The Ministry of Justice has recently published its review of the introduction of Employment Tribunal (‘ET’) fees. The fees were first introduced 2013 and many groups have raised concerns that they are a potentially serious barrier to bringing claims in the ET, particularly for less well off workers and those who have just lost their jobs.

The review concludes that fees are not proving a barrier to access to justice. On the issue of fees it states, “While there is clear evidence that ET fees have discouraged people from bringing claims, there is no conclusive evidence that they have been prevented from doing so.”  It also asserts that the introduction of mandatory conciliation through ACAS in May 2014 has been effective in helping claimants resolve disputes, reducing the number of tribunal claims.

In contrast, unions across the board including the Public and Commercial Services Union, the TUC, and Unite have criticised the reforms, claiming that the new system has put working people in a situation where they are ‘priced out of justice’ and making the point that low-paid women are the biggest losers. Endorsing this view, the Law Society president Robert Bourns has said that some of the most affected areas are ‘claims in areas such as sexual discrimination and equal pay.’ Quoted in Personnel Today, he goes on to say, “the reduction in Tribunal cases is not offset by the increase in people using ACAS’ early conciliation service.” He also suggests that solicitors working in the field have already noted a change in employer behaviour due to the reduction in the number of claims.

Notwithstanding the above, the Ministry of Justice review acknowledges that there is room for improvement, suggesting, in particular, the following changes:

  1. An increase in the monthly income threshold for individuals to qualify for a fee waiver – bringing it up to £1,250, which, as the review explains, is broadly the equivalent of full time earnings at the national living wage rate – making Tribunals free for the lowest paid.
  2. Improving awareness of the help available to employees in relation to fees – by continuing to make reforms to the Help with Fees fee waiver scheme, as well as improving awareness of the Lord Chancellor’s exceptional power to remit fees.
  3. Removing fees for certain proceedings in the ETs which relate to insolvent employers.

The consultation period for these proposals runs until 14 March this year, the same month in which the Supreme Court is scheduled to hear a legal challenge by Unison against the introduction of fees. The consultation paper can be found here, and responses to the consultation can be submitted here.

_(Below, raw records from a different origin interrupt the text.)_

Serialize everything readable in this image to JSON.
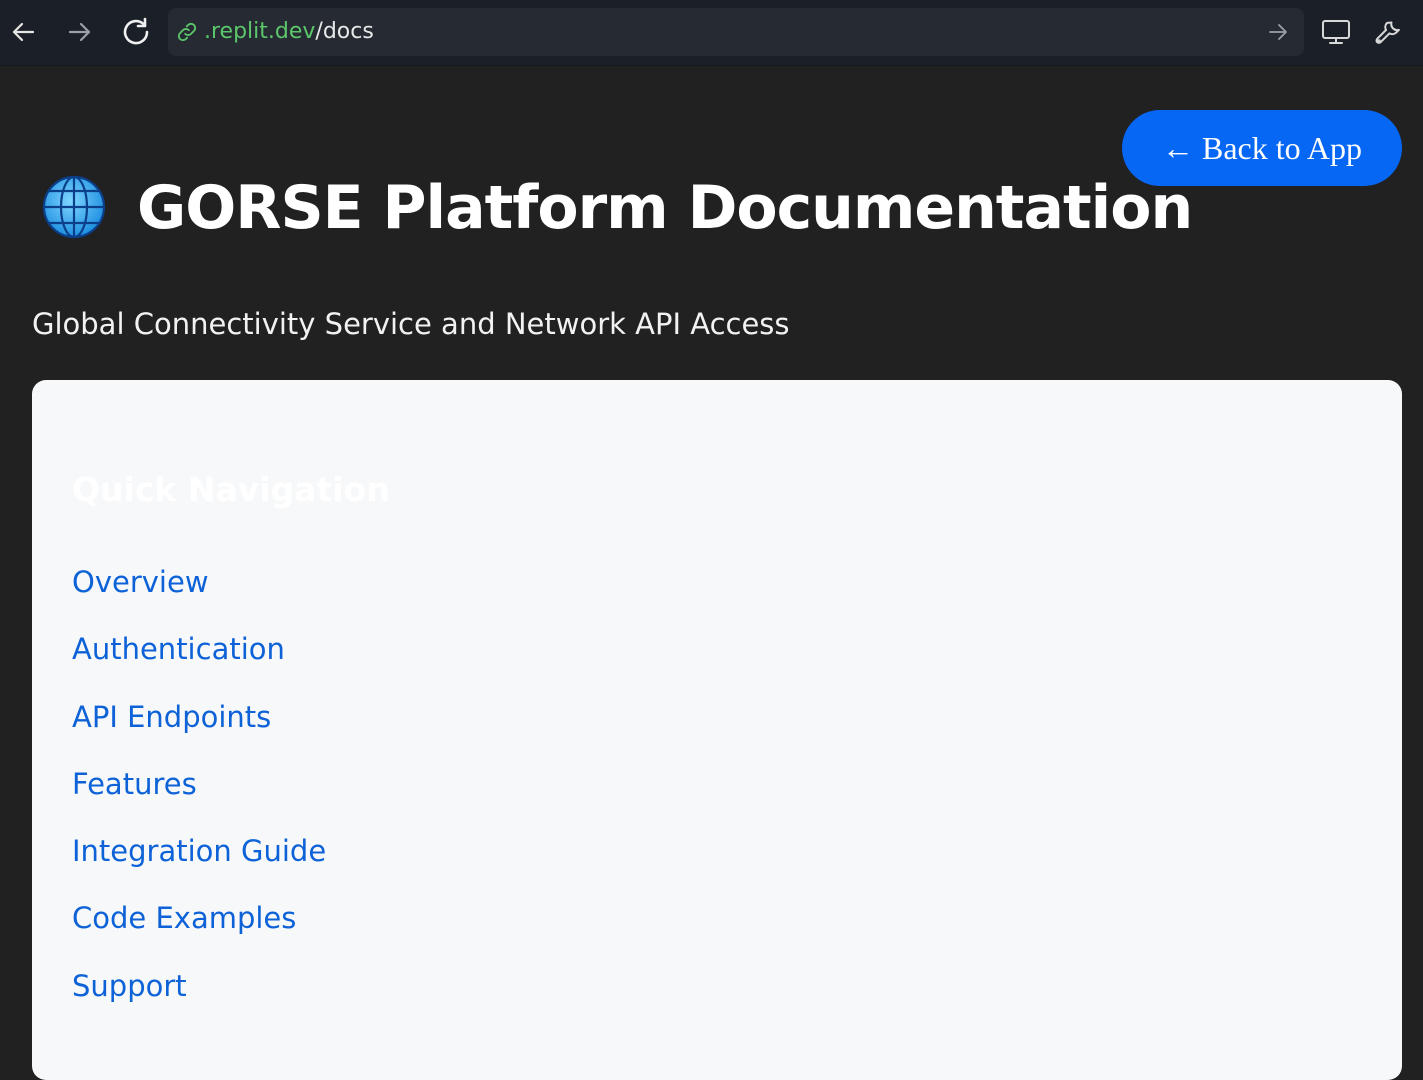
{
  "browser": {
    "url_domain": ".replit.dev",
    "url_path": "/docs",
    "icons": {
      "back": "back-arrow-icon",
      "forward": "forward-arrow-icon",
      "reload": "reload-icon",
      "link": "link-icon",
      "go": "go-arrow-icon",
      "device": "monitor-icon",
      "tools": "wrench-icon"
    }
  },
  "page": {
    "back_button_label": "← Back to App",
    "title_icon": "globe-icon",
    "title": "GORSE Platform Documentation",
    "subtitle": "Global Connectivity Service and Network API Access"
  },
  "nav": {
    "heading": "Quick Navigation",
    "items": [
      {
        "label": "Overview"
      },
      {
        "label": "Authentication"
      },
      {
        "label": "API Endpoints"
      },
      {
        "label": "Features"
      },
      {
        "label": "Integration Guide"
      },
      {
        "label": "Code Examples"
      },
      {
        "label": "Support"
      }
    ]
  },
  "colors": {
    "page_background": "#212121",
    "toolbar_background": "#1b1f27",
    "accent_button": "#0767f5",
    "link": "#0d62d8",
    "card_background": "#f7f8fa",
    "url_domain": "#5cc66a"
  }
}
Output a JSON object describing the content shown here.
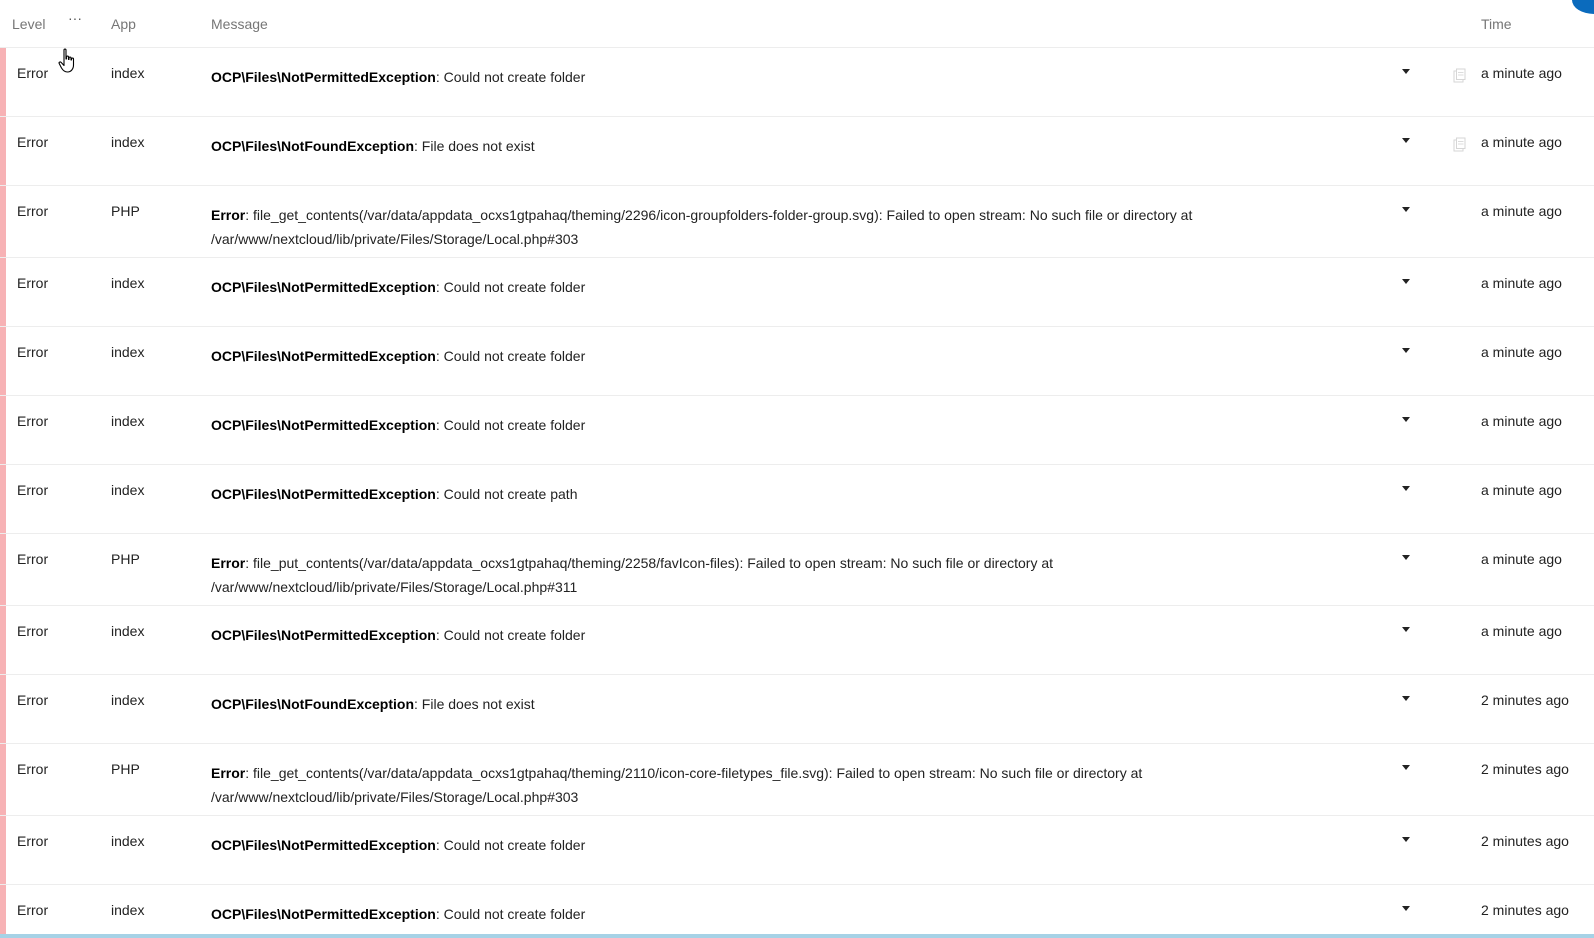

The issue of reform of the ET system has long caused controversy. For more background and detail on some of the available data see our blog of May last year where we discussed the ACAS report analysing the performance of conciliation services. Data in that report indicated that 20% of Claimants reported withdrawing claims because ET fees were off putting.

There is no doubt that ET reform is an issue that will continue to divide opinion. Unions and employers will watch with interest as the latest developments unfold next month.